After establishing a history for about 12 months, consider asking your lender for a higher limit and lower rate. Then keep your balance low. Ideally, you want to utilize less than half of your credit limit. Using 30% or less is even better, and 30% of $500 is just $150. If you need to use your card to cover an emergency, you could easily max out a card with a lower credit limit and lower your score.

Parents may be willing to co-sign for a credit card, as well as your auto loan, which means their credit history is taken into account for the rate and limit approval — but keep in mind that any late payments will show up on both yours and your parent’s credit report, so you must be diligent.

Another option is a secured credit card. You put down a deposit that acts as your limit, so you can’t spend more than you can afford since you’re essentially using your own money as collateral. If you close the account, your deposit will be returned to you.

You might also consider a credit builder loan. For example, SESLOC offers a Share Savings Secured Loan, which is low-cost and secured by your own funds in your account.
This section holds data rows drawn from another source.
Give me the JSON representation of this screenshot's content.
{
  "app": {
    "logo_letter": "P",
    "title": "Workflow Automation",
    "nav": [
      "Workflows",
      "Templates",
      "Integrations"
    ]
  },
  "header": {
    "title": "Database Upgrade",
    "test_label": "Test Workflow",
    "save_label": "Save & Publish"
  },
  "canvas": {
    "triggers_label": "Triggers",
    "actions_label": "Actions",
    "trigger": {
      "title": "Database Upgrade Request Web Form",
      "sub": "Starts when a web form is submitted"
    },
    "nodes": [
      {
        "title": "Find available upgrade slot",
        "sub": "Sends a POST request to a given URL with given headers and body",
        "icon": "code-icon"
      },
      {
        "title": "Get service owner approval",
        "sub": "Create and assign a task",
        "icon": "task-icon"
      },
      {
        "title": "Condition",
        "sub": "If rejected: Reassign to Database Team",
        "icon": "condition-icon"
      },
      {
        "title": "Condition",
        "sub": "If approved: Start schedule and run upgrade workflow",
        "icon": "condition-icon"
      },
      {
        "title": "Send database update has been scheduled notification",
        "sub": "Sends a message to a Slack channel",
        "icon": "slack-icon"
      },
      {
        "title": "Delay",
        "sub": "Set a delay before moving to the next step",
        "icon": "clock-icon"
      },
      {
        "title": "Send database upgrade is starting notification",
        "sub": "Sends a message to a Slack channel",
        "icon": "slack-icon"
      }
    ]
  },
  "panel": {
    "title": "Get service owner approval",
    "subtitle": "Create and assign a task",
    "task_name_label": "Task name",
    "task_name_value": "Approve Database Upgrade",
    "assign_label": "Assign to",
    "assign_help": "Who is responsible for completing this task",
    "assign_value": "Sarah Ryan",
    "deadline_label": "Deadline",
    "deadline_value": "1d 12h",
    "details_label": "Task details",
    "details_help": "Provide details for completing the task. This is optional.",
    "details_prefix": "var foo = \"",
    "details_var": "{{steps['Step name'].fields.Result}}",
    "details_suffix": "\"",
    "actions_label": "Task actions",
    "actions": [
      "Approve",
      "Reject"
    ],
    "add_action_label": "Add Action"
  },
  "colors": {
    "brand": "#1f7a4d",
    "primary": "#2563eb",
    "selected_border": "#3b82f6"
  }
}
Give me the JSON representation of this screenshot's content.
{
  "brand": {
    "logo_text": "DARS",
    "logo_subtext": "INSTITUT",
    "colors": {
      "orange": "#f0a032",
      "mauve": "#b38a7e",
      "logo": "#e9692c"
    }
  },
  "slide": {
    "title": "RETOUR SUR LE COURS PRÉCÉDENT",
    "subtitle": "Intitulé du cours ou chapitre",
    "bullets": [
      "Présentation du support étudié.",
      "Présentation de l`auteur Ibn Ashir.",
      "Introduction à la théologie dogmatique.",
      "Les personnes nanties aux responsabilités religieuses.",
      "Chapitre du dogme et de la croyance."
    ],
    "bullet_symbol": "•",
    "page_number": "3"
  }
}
Basically, you “borrow” your own money and pay it back with interest to establish payment history and build your credit score, all while earning dividends.

7. Go Shopping

Finally, it’s time to go shopping. You can save time and know exactly what you’ll qualify for by applying ahead of time to get pre-approved for your loan. Otherwise, the dealer’s finance department will work with you when you’re ready to buy.

When doing a test drive, listen for unusual sounds and get a feel for how it handles at different speeds. Does it feel smooth as it shifts through gears to get up to speed? What about when you hit the brakes? Inspect the interior and exterior for any damages. A used car that comes with maintenance records might give you extra peace of mind, since you’ll know if the previous owner cared for it properly or if they experienced unusual issues.

Once you’ve made your decision, it’s time to make a deal. And as a new car owner, you’ll want to check out these tips for saving money and preserving the value of your ride.